So what has Omnicom feasted on? Stepping back for one second, let’s examine the current business climate to begin to understand the backside of this gobble-house.
The US advertising services output is forecast to grow at an annual compounded rate of 3 percent between 2008 and 20013. However, ad spending in US, which is a key indicator of demand for advertising and marketing services, fell by 2.6 percent in 2008 compared to 2007. Local newspapers and national magazines were among the biggest losers. On the flip side, to no ones surprise, the demand for digital media is on the rise.
So this gobble induced frenzy has to digest these dynamic sectors.
Here’s a conversation one may hear when hanging out at the company water cooler (bet they still have them!).
Lights on, center stage.
Old style ad agency guy in his Zegna suit with shiny loafers tucked under his neatly pressed pants, beacons to the young hip-tech boy.
Old ad guy: “Hey sonny, how are things over at our legacy mobile device company, MangoMOBILE?”
Hip-tech boy: “Um, well.” (Slightly frowning).
Old ad guy: “What’s wrong sonny, cat got your tongue. Can’t you keep up with us old ad guys?” (Waiving hands in air).
Hip-tech boy: “Um, well, um, sir.” (Slightly amused smile).
Old ad guy: ‘Ever since we bought you guys … wait, why are you smirking?(Old ad guy glances down to check to see if perhaps his zipper is lower than politely governed. Glances back up, relieved).
Hip-tech boy: “Well, sir, it’s just that, um, well, um.”
Old ad guy: “What is it boy, spit it out. Why can’t you guys speak in normal sentences?”
Hip-tech boy: “Well, sir, I was wondering why your fingertips are smudged with purple blotches. Did an ink-cartridge go off in your hand?”
Old ad guy: (Glancing at smudged fingertips). “Of course not. This is from a carbon copy.”
Hip-tech boy: “Oh?”
Old ad guy: (Exasperated) “You don’t know what THAT is? It’s way past your time lad. Here let me explain. Before you were even born, we had to use carbon copy paper to make our copies. Those were the good old days.” (Reminiscing)
Hip-tech boy: (Noncommittal grunt. Innocently blinking).
Old ad guy: (Not wanting to seem like a complete tech-dumdum) “I use the high-speed printers all the time. But on occasion I still use carbon paper for my notes. What’s so funny? (Squinting eyes) Oh, like I don’t know how to use a printer?”

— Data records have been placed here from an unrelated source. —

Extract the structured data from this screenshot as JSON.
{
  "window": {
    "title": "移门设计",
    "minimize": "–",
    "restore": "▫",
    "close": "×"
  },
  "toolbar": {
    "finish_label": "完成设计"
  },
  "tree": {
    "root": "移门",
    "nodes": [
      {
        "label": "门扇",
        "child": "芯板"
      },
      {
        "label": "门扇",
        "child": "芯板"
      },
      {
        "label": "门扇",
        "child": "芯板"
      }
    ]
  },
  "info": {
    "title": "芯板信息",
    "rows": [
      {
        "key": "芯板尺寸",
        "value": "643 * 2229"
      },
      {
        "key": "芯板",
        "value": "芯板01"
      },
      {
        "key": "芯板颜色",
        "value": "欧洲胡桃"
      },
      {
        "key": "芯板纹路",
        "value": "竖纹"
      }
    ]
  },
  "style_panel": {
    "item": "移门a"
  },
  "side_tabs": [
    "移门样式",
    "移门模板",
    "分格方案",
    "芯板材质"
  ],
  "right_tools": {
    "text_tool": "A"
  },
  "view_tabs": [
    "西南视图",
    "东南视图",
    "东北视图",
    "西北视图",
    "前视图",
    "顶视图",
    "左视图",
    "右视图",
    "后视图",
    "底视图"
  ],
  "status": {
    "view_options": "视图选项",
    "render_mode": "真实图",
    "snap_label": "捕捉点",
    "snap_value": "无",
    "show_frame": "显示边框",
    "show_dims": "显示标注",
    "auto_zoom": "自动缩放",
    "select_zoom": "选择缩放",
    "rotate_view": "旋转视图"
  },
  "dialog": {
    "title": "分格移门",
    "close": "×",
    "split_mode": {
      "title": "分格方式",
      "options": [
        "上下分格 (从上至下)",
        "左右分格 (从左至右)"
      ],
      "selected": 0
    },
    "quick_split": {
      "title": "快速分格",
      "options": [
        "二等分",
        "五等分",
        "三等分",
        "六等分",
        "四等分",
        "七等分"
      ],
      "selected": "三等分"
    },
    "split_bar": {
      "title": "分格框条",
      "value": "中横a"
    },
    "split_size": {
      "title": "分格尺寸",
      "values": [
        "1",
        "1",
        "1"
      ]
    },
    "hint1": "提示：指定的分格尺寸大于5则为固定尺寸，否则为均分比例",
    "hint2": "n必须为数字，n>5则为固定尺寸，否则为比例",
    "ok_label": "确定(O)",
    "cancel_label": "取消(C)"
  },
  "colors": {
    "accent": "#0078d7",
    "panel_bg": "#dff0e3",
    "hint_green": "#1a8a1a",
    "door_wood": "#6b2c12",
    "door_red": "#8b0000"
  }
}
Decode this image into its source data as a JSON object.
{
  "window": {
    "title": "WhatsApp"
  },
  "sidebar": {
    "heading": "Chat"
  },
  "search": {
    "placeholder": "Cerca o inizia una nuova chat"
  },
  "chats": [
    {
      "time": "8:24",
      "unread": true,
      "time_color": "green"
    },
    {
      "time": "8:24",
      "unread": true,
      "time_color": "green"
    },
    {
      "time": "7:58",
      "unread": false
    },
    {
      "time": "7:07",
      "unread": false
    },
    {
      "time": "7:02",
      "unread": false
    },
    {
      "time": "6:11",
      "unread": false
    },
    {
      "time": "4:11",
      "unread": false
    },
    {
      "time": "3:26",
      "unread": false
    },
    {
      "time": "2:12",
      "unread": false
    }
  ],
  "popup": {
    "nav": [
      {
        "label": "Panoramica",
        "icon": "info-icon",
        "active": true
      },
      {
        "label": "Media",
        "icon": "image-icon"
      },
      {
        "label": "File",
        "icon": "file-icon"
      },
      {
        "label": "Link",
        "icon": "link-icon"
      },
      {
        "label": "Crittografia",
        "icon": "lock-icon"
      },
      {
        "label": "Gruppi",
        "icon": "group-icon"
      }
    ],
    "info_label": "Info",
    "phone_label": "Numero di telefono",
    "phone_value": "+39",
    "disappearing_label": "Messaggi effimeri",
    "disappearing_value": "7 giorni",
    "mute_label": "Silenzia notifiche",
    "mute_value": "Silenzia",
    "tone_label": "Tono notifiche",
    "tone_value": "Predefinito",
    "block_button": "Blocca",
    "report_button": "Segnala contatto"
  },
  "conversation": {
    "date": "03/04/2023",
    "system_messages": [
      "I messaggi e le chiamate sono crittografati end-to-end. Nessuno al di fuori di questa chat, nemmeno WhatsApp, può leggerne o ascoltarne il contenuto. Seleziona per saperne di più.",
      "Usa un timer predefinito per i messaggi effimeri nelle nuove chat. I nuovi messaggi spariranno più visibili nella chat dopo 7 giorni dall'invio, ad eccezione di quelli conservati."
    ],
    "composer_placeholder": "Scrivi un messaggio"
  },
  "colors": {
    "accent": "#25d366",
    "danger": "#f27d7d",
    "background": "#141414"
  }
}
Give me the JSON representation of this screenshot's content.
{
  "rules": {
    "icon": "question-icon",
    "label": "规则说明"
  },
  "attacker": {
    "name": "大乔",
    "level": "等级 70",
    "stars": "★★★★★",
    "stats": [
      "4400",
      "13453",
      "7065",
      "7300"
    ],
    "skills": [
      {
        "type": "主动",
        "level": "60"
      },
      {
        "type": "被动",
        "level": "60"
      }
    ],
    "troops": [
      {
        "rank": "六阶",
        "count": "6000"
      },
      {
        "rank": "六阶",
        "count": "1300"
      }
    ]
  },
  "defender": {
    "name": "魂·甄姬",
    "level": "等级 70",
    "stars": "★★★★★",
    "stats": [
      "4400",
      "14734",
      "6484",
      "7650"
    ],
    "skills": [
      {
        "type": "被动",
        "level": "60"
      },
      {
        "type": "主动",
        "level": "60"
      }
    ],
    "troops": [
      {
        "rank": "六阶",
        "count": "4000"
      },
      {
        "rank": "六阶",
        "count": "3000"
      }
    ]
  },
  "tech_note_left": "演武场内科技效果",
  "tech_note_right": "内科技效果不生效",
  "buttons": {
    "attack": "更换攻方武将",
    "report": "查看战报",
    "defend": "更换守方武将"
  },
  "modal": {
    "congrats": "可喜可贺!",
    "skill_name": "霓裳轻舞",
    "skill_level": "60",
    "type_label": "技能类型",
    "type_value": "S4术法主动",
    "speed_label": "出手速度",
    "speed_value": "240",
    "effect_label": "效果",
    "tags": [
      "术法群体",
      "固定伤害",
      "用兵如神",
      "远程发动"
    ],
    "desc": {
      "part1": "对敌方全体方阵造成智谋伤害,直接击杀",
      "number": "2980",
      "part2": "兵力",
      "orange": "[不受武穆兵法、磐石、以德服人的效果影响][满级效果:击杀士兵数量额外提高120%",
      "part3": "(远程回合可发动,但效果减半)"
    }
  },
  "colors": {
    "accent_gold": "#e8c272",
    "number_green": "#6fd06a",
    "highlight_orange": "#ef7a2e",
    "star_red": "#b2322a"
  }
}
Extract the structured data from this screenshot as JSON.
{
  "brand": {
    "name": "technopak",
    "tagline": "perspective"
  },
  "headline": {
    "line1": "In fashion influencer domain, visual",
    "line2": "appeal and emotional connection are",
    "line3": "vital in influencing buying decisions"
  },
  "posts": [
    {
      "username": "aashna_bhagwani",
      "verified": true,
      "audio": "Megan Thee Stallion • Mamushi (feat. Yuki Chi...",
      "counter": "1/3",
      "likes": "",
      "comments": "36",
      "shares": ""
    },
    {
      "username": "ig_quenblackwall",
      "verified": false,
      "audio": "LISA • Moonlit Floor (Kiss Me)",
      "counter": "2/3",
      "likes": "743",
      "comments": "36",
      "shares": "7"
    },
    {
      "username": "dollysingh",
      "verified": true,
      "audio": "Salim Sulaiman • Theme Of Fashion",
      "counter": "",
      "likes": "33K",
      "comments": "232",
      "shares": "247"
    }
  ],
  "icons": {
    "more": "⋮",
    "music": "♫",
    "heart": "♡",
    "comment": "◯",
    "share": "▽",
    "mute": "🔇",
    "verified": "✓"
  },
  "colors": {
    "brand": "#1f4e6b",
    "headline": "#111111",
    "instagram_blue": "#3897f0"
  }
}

Hip-tech boy: (Shrugging) “Yes. Sure. Sure, you know how.” (Glancing around, then whispers) “We don’t use printers anymore; we just send tweets on our mobile devices. What’s carbon copy, by the way? Sounds like a dinosaur-thing.”
So there you have it Mr. Wren-Wayne. Your carbon copy executives are slamming into your, hip-tech, tweeting upstarts that significantly contribute to your revenue base. The hip-tech culture is innocently leaping over your perhaps intimidated, printer savvy executives. And those hip-techs have no idea what a carbon copy is and nor do they care. Its curiosity appeal is reserved for trips to the Smithsonian.
Is this one big happy conglomerate-family- or what?
From the desk of Enogg Eggbert